Chapter Five


"I wonder how Hala is," Elsu said worriedly to Swift, looking out of their roost entrance. "Surely she should be here by now."

"Oh, she's young, so maybe it's just taking her longer to fly this far a distance," Swift said doubtfully.

"I know what the problem is. It's that Achmed! She shouldn't have gone by herself to get him. He's dangerous, and mean, too…"

"Elsu, it's all right. Hala's probably fine; she's just lost or something."

"But still, lost with Achmed." Elsu shivered. "I wouldn't want to be alone with him!"

Swift shook his head, saying, "Neither would I, but I think Hala's capable of looking after herself."

Elsu let out her breath sharply. "I sure hope so."

She went to the entrance to the roost to look out, but she jerked her head back in when a large beak was thrust in and the rest of a large head. A body followed, one that dwarfed the falcons. After thinking a moment, Elsu recognized this as an eagle.

"So, this is the roost?" the eagle asked as he came the rest of the way in.

"Yes," panted Hala, coming in right behind him.

Swift and Elsu forgot all about the eagle. "Hala!" said Swift delightedly. "You've come!"

"Well, I promised I would, didn't I?" said Hala, smiling.

Elsu studied the eagle. "So this must be Achmed," she said, awed.

"I've heard about you, you know," said Swift. "I've heard about your escapes from the zoo and all the amazing things you've done."

"Oh, stop trying to butter up to me; I can see what you're doing," snapped Achmed.

"Achmed, that's not nice," Hala scolded sharply.

"Well, neither is what they're trying to do."

Hala looked at her foster parents helplessly. "So now you've been introduced to Achmed."

Swift nodded his head. "Yeah."

"Hey, don't take it personally," Hala whispered to the falcons. "Achmed is like that with most everybody."

"So you actually dove in front of humans?" asked Swift, amazed. "On purpose?"

Hala nodded her head. "Yes. Shia was in trouble, and he was so young, and I just wanted to help him. And without Achmed's help, Shia would probably have been taken to the humans."

"I'm not sure if I would be brave enough to attack humans," admitted Swift, impressed.

"I know I wouldn't be," agreed Elsu.

There was silence as they all thought their own thoughts. Achmed had gone out hunting, and it was twilight, so he should be returning shortly. Swift had warned Achmed that there was a force of birds watching the surrounding area, and if Achmed were to try to escape, they would catch him. There really were no such birds, but they served their purpose well, for Achmed had so far not tried to fly away. Anyway, he was happy staying and hunting here, by a lake, because there were fish in the lake, and he was glad he could eat fish and not the mice he had been eating for the past few days. After all, Achmed was a fish eagle, not a mouse eagle.

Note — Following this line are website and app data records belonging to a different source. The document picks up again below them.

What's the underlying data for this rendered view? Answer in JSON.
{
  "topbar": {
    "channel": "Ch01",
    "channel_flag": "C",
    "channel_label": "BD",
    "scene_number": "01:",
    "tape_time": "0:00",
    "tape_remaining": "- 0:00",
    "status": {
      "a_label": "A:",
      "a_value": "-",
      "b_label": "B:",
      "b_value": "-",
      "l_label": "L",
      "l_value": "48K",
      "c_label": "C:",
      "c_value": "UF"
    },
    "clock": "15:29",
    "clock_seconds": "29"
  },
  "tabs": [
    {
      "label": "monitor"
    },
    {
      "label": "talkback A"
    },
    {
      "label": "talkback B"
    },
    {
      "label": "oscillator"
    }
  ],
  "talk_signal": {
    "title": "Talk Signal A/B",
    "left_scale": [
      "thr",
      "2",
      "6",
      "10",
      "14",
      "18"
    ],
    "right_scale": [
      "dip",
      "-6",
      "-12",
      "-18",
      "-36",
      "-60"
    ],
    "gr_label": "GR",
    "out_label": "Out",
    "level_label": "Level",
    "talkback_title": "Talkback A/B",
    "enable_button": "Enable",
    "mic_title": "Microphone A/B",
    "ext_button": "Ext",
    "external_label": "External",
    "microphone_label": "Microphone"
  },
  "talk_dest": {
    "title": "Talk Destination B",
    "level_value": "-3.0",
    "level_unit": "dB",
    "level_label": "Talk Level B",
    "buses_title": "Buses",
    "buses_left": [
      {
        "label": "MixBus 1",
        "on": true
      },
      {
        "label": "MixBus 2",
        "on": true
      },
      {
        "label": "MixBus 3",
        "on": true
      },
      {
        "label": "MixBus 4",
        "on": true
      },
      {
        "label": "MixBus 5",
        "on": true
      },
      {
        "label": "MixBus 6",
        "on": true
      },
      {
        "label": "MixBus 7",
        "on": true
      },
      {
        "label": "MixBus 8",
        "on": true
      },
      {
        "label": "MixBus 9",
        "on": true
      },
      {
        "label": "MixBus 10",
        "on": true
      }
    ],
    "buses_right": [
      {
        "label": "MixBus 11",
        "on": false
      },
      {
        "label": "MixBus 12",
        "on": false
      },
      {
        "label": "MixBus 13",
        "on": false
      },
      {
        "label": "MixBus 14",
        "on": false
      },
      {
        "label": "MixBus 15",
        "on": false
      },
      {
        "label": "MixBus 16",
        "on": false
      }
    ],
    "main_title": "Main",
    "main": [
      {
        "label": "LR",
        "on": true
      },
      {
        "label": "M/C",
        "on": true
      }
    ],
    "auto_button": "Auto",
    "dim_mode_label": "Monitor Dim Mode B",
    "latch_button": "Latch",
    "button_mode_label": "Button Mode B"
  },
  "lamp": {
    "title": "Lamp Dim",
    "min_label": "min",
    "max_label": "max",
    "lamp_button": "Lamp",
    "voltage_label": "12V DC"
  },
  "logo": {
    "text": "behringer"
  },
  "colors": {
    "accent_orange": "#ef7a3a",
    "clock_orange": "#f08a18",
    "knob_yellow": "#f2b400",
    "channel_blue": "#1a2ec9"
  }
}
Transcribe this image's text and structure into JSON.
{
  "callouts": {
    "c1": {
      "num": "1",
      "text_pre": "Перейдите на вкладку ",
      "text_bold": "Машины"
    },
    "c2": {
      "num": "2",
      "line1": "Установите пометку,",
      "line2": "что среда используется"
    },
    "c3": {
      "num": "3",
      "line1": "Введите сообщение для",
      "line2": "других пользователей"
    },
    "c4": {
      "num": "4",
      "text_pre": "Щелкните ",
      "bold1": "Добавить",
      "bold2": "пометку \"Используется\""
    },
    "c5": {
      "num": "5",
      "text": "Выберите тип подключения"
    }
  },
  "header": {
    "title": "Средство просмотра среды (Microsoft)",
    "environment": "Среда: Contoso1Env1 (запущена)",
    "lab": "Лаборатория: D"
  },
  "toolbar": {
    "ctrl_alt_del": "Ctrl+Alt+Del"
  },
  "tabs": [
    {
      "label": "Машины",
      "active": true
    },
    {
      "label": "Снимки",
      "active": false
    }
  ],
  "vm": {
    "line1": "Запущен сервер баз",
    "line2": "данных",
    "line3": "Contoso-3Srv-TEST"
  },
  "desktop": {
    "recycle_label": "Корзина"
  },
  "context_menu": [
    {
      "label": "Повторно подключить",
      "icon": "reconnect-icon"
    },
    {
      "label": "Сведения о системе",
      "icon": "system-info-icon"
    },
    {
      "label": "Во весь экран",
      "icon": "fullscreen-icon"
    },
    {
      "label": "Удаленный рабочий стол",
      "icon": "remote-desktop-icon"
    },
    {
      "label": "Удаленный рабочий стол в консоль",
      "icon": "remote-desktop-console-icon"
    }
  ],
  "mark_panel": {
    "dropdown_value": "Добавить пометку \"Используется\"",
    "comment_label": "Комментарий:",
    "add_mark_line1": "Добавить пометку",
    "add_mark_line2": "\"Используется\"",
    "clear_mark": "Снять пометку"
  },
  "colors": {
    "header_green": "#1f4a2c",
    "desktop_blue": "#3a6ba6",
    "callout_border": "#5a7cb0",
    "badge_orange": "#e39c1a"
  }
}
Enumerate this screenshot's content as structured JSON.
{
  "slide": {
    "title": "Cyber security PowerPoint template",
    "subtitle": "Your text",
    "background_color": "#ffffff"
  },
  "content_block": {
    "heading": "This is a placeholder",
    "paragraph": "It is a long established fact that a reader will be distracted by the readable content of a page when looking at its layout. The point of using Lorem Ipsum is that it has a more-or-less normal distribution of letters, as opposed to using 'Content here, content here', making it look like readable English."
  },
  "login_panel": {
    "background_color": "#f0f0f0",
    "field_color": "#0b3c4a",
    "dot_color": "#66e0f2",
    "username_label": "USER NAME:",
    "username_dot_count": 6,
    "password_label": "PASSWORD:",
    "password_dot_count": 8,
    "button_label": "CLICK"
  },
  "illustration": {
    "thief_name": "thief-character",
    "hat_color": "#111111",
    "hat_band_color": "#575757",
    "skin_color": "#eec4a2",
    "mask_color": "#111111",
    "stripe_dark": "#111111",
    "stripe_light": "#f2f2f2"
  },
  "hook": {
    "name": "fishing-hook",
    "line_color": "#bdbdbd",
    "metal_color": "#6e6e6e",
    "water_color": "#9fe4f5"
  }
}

Achmed's return was announced by the sound of his wings flapping outside the roost entrance. He squeezed himself through the entrance and said, "Anything happen while I was gone?"

"No, but I was kind of wondering what happened to you," said Hala. "It's kind of late for you to be out hunting."

The big eagle shrugged his shoulders. "Is there any reason I should be back early?"

"Well, we're leaving tomorrow," declared Hala.

"All right!" exclaimed Achmed happily. "We'll go save those owls, and then it will all be over soon, right?" Then he frowned. "But I suppose I'll have to eat those mice again, won't I?"

"Who knows?" said Swift. "Maybe near the human place is a lake or something. You might get lucky."

"Well, I hope so," Achmed said fervently, and he said it with such gusto that Hala, Swift, and Elsu laughed.

"Hey, what's so funny?" demanded the African fish eagle.

"Oh…nothing…nothing at all…" said Elsu as she continued to laugh.

"Wait, are you laughing at me?" said Achmed angrily. "Because I don't like to be laughed at."

"Oh…we're not…laughing at you…" said Swift.

"Then what's the big deal?" asked Achmed, frustrated.

"It's…" began Hala, who had recovered from laughing. "It's just the way you said you wished to eat fish instead of mice. And we weren't laughing at you, we were laughing with you."

"But I wasn't laughing," Achmed replied, confused and annoyed at the same time.

"Never mind," Hala said, shaking her head.

"Well, you all had better get a good night's sleep tonight, then, if you're leaving tomorrow," said Elsu.

"Quite right," said Swift, nodding.

Out of the blue Hala felt tiredness take over her body. It seeped into her wings, making it almost impossible to move them. "O.K.," she said as she yawned.

"Good," Elsu said, "believe me, you'll need sleep for tomorrow."

As Hala's eyes closed, she thought, "Yes. Tomorrow. When our real adventure will begin."